LANDOVER, Md. — Talk about not living up to the hype.
The duel between Browns quarterbacks Brian Hoyer and Johnny Manziel against Washington on Monday night at FedExField disappointed in almost unimaginable fashion because neither player made strides nor a strong case he should become the starter heading into the upcoming season.
The veteran and rookie combined to deliver perhaps the biggest dud since the Y2K scare. Despite all the hoopla, nothing of significance happened with the Browns’ top two quarterbacks in the team’s second preseason game. The most talked about moment came when Manziel was caught on camera sticking his middle finger in the air late in the third quarter.
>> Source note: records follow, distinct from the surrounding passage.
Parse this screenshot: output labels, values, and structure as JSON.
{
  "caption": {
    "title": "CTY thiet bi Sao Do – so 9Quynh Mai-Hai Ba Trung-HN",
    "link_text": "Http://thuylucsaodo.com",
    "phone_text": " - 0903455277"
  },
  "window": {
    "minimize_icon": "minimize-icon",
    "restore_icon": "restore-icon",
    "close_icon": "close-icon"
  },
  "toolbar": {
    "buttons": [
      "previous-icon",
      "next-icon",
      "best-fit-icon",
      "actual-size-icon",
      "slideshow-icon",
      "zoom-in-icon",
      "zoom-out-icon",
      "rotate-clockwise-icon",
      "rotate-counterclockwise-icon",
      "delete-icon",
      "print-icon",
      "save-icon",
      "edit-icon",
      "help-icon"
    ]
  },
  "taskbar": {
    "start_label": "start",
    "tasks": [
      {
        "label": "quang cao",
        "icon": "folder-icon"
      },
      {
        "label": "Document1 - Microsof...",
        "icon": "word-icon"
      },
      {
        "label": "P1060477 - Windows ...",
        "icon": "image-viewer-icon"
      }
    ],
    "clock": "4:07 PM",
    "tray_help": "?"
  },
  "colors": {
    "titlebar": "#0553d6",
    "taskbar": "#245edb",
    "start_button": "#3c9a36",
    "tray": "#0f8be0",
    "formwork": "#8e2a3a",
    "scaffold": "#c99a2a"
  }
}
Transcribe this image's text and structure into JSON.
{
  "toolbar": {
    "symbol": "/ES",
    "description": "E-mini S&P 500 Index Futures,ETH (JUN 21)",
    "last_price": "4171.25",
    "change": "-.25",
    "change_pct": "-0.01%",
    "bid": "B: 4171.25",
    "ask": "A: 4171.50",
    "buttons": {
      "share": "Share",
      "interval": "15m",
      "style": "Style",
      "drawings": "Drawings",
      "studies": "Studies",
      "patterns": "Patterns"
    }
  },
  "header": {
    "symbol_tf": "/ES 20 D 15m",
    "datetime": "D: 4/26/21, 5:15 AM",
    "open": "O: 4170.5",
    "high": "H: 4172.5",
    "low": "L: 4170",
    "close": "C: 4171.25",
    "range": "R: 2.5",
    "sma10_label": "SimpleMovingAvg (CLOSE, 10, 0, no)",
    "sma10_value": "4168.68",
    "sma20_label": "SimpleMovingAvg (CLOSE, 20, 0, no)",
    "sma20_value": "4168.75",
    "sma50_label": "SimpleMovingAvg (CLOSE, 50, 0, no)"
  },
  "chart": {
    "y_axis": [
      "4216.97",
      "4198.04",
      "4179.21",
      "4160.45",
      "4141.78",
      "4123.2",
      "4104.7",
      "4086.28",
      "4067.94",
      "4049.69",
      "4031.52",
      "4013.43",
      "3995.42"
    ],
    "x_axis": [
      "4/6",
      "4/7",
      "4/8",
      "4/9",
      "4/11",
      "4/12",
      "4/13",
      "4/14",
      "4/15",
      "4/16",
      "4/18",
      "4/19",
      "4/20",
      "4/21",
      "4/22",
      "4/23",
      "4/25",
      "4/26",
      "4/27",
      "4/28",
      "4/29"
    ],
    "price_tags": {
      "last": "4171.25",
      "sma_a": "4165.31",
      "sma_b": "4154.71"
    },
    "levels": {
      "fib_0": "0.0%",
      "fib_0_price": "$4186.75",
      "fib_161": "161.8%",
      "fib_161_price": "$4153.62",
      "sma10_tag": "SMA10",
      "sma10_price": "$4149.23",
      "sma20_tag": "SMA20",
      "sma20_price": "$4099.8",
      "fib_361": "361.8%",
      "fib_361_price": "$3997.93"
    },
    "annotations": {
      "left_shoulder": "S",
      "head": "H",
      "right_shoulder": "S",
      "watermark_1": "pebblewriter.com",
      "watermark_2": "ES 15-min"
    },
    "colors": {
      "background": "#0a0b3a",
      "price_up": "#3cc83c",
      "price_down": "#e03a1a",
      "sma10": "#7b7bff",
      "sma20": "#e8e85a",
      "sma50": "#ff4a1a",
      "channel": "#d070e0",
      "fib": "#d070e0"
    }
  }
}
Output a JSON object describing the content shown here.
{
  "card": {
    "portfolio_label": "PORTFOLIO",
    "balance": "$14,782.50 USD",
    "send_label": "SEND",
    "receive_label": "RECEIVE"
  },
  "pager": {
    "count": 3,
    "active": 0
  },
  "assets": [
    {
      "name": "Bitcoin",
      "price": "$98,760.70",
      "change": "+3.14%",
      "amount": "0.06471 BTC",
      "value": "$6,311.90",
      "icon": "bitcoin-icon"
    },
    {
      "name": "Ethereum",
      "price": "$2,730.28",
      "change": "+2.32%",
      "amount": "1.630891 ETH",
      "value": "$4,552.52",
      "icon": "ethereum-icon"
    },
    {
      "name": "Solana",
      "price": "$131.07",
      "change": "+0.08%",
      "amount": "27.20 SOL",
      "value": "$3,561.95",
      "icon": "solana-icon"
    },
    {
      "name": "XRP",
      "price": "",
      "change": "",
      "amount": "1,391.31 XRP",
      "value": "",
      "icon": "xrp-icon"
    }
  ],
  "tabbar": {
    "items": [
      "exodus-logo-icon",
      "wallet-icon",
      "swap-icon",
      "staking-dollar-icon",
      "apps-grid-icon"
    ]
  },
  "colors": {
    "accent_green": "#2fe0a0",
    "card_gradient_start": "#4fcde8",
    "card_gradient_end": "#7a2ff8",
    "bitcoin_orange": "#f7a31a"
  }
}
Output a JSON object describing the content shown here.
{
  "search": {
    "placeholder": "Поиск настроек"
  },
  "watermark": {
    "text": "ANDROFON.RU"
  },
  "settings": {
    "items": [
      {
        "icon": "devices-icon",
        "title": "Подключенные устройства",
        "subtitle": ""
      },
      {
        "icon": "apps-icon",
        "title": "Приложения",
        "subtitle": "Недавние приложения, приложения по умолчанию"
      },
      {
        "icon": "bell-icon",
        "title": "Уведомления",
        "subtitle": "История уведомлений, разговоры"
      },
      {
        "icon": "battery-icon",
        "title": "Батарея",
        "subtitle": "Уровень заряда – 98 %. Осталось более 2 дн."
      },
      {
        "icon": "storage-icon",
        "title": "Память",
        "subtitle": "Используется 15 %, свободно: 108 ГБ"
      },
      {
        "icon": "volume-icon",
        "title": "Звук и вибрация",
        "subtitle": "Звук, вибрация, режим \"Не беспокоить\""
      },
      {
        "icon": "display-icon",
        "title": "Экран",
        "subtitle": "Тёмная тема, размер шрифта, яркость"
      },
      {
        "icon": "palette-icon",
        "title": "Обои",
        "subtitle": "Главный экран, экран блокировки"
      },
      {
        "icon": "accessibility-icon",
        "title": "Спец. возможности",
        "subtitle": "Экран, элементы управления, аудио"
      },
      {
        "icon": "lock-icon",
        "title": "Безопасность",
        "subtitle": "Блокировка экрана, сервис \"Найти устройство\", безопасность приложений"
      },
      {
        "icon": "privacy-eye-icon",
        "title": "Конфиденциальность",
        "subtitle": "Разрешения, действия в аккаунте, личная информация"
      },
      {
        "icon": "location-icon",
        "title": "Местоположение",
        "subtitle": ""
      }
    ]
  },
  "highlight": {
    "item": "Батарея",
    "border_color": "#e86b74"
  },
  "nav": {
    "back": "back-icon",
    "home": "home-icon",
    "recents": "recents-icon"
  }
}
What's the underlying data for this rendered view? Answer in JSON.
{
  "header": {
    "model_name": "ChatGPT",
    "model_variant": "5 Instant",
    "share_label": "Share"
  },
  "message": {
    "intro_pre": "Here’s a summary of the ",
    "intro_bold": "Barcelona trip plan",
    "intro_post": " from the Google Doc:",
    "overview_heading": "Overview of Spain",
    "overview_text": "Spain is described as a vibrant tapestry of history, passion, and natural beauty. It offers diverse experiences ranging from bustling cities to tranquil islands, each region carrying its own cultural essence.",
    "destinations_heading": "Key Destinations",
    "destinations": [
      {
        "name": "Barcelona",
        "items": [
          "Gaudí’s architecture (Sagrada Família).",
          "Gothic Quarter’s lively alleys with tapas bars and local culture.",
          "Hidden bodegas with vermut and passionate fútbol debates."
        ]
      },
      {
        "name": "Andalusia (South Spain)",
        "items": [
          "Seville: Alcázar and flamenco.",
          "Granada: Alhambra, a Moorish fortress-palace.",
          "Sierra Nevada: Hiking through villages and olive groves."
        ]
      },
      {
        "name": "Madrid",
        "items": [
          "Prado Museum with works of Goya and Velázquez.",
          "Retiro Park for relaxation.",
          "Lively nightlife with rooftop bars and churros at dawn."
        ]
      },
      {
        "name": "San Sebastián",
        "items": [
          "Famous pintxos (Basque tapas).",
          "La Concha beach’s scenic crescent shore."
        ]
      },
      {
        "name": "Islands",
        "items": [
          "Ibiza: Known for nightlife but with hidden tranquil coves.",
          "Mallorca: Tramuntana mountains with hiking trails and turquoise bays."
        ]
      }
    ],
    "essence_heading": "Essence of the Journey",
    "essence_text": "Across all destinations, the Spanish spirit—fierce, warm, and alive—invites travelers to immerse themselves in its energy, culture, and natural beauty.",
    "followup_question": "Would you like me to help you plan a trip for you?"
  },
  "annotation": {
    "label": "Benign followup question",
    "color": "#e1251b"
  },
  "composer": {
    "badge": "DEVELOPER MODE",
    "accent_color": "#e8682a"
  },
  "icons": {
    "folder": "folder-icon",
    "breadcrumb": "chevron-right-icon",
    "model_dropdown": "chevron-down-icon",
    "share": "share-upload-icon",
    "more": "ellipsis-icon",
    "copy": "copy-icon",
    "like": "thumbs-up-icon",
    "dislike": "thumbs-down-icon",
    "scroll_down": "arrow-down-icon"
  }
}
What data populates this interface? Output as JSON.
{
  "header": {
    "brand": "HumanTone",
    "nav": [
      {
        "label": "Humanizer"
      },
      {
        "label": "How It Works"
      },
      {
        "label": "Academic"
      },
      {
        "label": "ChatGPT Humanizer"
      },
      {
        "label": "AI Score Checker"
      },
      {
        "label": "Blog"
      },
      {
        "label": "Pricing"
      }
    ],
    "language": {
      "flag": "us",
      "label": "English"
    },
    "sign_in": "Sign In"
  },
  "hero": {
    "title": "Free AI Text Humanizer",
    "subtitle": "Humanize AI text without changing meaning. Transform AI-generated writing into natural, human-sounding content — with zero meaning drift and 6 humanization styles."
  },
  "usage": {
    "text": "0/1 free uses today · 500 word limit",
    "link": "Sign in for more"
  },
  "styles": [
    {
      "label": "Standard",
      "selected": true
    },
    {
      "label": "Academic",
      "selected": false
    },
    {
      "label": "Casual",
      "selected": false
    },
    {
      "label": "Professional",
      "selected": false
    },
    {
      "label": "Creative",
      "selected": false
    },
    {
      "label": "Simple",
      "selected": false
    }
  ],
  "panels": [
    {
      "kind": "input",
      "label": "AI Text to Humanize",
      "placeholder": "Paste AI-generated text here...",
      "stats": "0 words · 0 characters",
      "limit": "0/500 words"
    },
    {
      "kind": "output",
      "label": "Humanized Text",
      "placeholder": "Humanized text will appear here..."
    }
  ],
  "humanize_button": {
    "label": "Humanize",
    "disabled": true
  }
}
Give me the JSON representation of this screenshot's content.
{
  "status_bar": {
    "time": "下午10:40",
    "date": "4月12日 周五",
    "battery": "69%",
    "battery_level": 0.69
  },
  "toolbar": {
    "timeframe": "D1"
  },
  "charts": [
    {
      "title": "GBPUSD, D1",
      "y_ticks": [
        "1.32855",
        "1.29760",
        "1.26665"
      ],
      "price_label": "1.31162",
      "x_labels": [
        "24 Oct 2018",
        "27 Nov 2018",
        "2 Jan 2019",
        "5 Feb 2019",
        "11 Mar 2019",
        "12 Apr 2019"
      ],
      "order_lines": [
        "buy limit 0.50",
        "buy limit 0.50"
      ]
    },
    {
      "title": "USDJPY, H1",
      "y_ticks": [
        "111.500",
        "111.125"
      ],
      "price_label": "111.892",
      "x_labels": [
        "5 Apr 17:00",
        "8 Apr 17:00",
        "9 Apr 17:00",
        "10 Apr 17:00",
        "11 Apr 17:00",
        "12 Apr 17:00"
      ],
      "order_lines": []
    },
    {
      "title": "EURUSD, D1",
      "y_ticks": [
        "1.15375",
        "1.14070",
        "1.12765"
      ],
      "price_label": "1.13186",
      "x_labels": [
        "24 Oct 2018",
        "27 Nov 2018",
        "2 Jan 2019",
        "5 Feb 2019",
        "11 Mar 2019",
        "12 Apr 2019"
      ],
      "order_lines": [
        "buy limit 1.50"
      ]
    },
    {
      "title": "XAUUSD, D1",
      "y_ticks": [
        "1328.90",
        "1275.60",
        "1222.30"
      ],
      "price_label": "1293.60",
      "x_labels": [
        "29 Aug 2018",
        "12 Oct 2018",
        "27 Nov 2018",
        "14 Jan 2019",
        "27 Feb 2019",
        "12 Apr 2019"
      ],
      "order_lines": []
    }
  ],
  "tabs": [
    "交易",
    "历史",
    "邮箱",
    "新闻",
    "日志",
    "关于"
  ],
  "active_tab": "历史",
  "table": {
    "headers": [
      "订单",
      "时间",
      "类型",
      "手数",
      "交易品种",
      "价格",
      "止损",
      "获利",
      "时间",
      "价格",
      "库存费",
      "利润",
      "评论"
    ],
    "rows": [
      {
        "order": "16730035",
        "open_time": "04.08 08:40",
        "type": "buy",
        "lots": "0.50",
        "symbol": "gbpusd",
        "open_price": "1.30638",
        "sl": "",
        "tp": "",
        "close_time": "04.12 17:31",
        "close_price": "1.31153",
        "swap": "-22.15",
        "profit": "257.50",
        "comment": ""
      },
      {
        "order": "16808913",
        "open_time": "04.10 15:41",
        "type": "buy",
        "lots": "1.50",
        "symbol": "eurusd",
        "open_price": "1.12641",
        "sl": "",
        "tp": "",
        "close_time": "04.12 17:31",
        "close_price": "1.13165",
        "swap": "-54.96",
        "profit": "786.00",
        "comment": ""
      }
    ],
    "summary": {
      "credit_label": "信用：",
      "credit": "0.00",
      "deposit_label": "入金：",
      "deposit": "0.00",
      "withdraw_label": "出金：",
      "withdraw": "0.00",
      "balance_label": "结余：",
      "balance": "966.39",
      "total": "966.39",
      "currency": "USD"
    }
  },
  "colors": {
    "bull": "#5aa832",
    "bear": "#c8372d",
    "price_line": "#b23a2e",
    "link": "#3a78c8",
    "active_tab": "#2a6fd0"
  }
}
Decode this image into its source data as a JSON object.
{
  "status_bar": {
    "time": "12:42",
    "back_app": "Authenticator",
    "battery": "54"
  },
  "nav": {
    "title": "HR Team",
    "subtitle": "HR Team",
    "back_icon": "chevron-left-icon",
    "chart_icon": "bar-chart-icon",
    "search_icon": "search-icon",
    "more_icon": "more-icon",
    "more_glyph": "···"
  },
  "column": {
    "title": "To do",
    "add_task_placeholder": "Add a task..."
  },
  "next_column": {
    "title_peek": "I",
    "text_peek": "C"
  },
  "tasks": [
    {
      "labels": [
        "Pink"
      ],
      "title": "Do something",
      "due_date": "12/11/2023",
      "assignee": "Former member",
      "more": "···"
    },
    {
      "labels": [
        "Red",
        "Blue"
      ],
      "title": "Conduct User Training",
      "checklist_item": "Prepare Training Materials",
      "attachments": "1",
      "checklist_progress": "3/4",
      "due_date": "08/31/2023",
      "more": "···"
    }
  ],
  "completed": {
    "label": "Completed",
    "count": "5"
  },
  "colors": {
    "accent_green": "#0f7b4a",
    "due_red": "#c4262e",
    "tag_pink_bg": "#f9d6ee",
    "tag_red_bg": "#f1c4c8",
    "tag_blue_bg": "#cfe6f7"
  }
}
The primetime showdown, nationally televised on ESPN’s Monday Night Football, was supposed to be their final audition before a victor was scheduled to be declared.
The Browns planned to meet today to choose one of them as the starter for the Sept. 7 regular-season opener at Pittsburgh.
But why wouldn’t Browns coach Mike Pettine call an audible and force the quarterback derby into overtime after Monday night’s debacle?
Pettine has said a committee led by him, offensive coordinator Kyle Shanahan and quarterbacks coach Dowell Loggains will make the decision. Pettine made it clear he would exercise his power to break a tie should one occur.
There was a tie Monday night, but it was a dead heat in futility.
Pettine has said all along he wants to name a starting quarterback before the team’s third exhibition game Saturday against St. Louis. He wants the starter to have an opportunity to build chemistry with his supporting cast during a “dress rehearsal” in which the first-team offense will likely play into the third quarter in preparation for Week 1.
Right now, there is no semblance of cohesion on offense. The Browns squandered several opportunities to capitalize on the playmaking abilities of their defense and trailed 7-3 at halftime on their way to a 24-23 loss.
Hoyer appeared to be a slight front-runner over Manziel heading into the game, and he received the starting nod. Hoyer played four series, plus one play at the end of the second quarter. He faced Washington’s first-team defense during his first two series.
Hoyer completed just two of six passes for 16 yards. His longest pass went for 12 yards, and he finished with a passer rating of 42.4.
Manziel entered the game with 5:26 left in the second quarter after Hoyer took the first two series. He played two series in the first half, both of which were against Washington’s starters. He completed two of seven passes for 29 yards and a rating of 44.3 through the first two quarters.
Manziel remained in the game into the third quarter. He went 5-for-9 in the second half while surrounded by backups from both teams.
Overall, Manziel completed seven of 16 passes for 65 yards and a touchdown, finishing with a passer rating of 76.3. He dumped a short pass over the middle to running back Dion Lewis, and Lewis took it for an 8-yard touchdown with 13:33 left in the fourth quarter.
Neither quarterback received much help from the rest of the offense.
The Browns’ first possession was a disaster because linebacker Ryan Kerrigan zoomed untouched around right tackle Mitchell Schwartz and sacked Hoyer. Pro Bowl left tackle Joe Thomas was flagged for a false start before the next snap. On second-and-21 at the Browns’ 9-yard line, Pro Bowl tight end Jordan Cameron wasn’t looking for the ball and failed to catch it. Not even a 19-yard run from running back Ben Tate, who finished with 10 carries for 51 yards (5.1 average), could save the Browns from punting.
The Browns caught a break during the ensuing possession when running back Alfred Morris fumbled and inside linebacker Craig Robertson recovered at Washington’s 48. The Browns, though, went three-and-out when Hoyer’s third-down pass to slot receiver Andrew Hawkins was thrown low.
Browns Pro Bowl cornerback Joe Haden intercepted a pass from quarterback Robert Griffin III during the next series and returned it 37 yards to Washington’s 46. But the Browns again went three-and-out. On third down, Kerrigan sacked Manziel. Linebacker Brian Orakpo flashed Manziel’s signature money sign after the play, and it wasn’t the first time he flaunted it.
The Browns completed a goal-line stand early in the second quarter. Robertson tackled Morris short of the end zone, which a replay review confirmed, and fourth-and-goal from the 1. The offense marched to Washington’s 39, but Manziel’s third-down pass to All-Pro wide receiver Josh Gordon was off target and fell incomplete.
Browns free safety Tashaun Gipson picked off a pass from backup quarterback Kirk Cousins and returned it 43 yards to Washington’s 15. The Browns settled for Billy Cundiff’s 29-yard field goal and a 3-0 lead with 4:58 left in the second quarter after Hoyer threw an off-target pass that went deflected off Hawkins’ hands in the end zone.
The Redskins struck late in the first half when running back Evan Royster barreled through Robertson to score a 2-yard touchdown with 23 seconds remaining in the second quarter.
Washington tacked on another touchdown and took a 14-3 lead with 10:39 left in the third quarter when Cousins completed a 14-yard touchdown pass to Grant, who beat the coverage of Browns defensive back Royce Adams.